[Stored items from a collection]
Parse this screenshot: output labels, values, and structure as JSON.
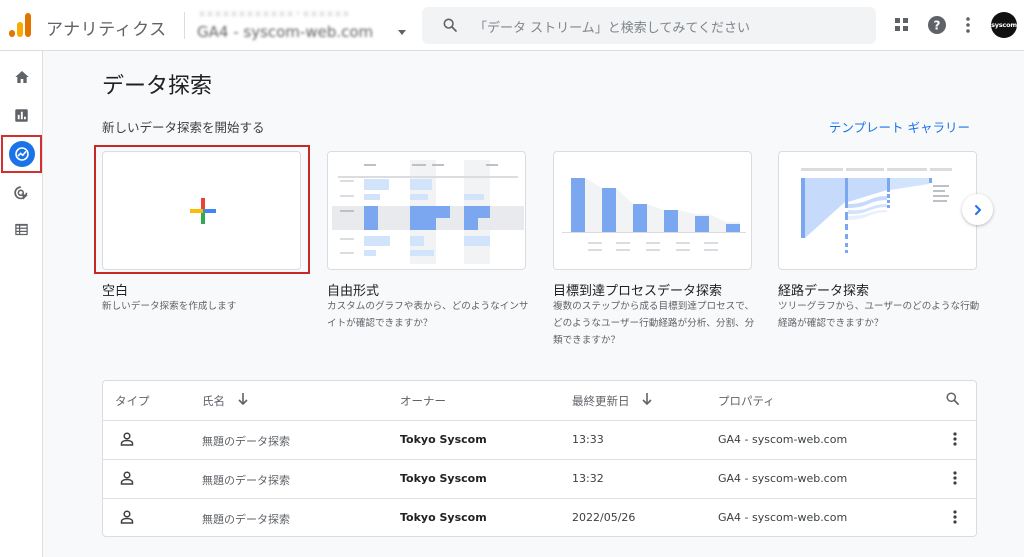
{
  "header": {
    "app_title": "アナリティクス",
    "account_line": "ｘｘｘｘｘｘｘｘｘｘｘｘ・ｘｘｘｘｘｘ",
    "property_name": "GA4 - syscom-web.com",
    "search_placeholder": "「データ ストリーム」と検索してみてください",
    "avatar_text": "syscom",
    "icons": [
      "analytics-logo",
      "search-icon",
      "apps-grid-icon",
      "help-icon",
      "more-vert-icon"
    ]
  },
  "rail": {
    "items": [
      {
        "name": "home-icon",
        "active": false
      },
      {
        "name": "reports-icon",
        "active": false
      },
      {
        "name": "explore-icon",
        "active": true
      },
      {
        "name": "advertising-icon",
        "active": false
      },
      {
        "name": "configure-icon",
        "active": false
      }
    ],
    "active_color": "#1a73e8",
    "highlight_color": "#d32f2f"
  },
  "main": {
    "title": "データ探索",
    "section_heading": "新しいデータ探索を開始する",
    "gallery_link": "テンプレート ギャラリー",
    "cards": [
      {
        "title": "空白",
        "description": "新しいデータ探索を作成します"
      },
      {
        "title": "自由形式",
        "description": "カスタムのグラフや表から、どのようなインサイトが確認できますか？"
      },
      {
        "title": "目標到達プロセスデータ探索",
        "description": "複数のステップから成る目標到達プロセスで、どのようなユーザー行動経路が分析、分割、分類できますか？"
      },
      {
        "title": "経路データ探索",
        "description": "ツリーグラフから、ユーザーのどのような行動経路が確認できますか？"
      }
    ]
  },
  "table": {
    "headers": {
      "type": "タイプ",
      "name": "氏名",
      "owner": "オーナー",
      "modified": "最終更新日",
      "property": "プロパティ"
    },
    "rows": [
      {
        "name": "無題のデータ探索",
        "owner": "Tokyo Syscom",
        "modified": "13:33",
        "property": "GA4 - syscom-web.com"
      },
      {
        "name": "無題のデータ探索",
        "owner": "Tokyo Syscom",
        "modified": "13:32",
        "property": "GA4 - syscom-web.com"
      },
      {
        "name": "無題のデータ探索",
        "owner": "Tokyo Syscom",
        "modified": "2022/05/26",
        "property": "GA4 - syscom-web.com"
      }
    ]
  }
}
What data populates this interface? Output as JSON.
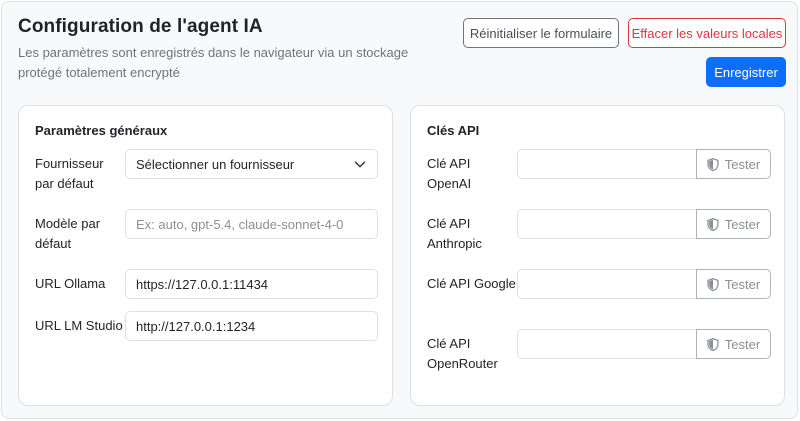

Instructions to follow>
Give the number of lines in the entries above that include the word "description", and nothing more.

Exercise solution>
4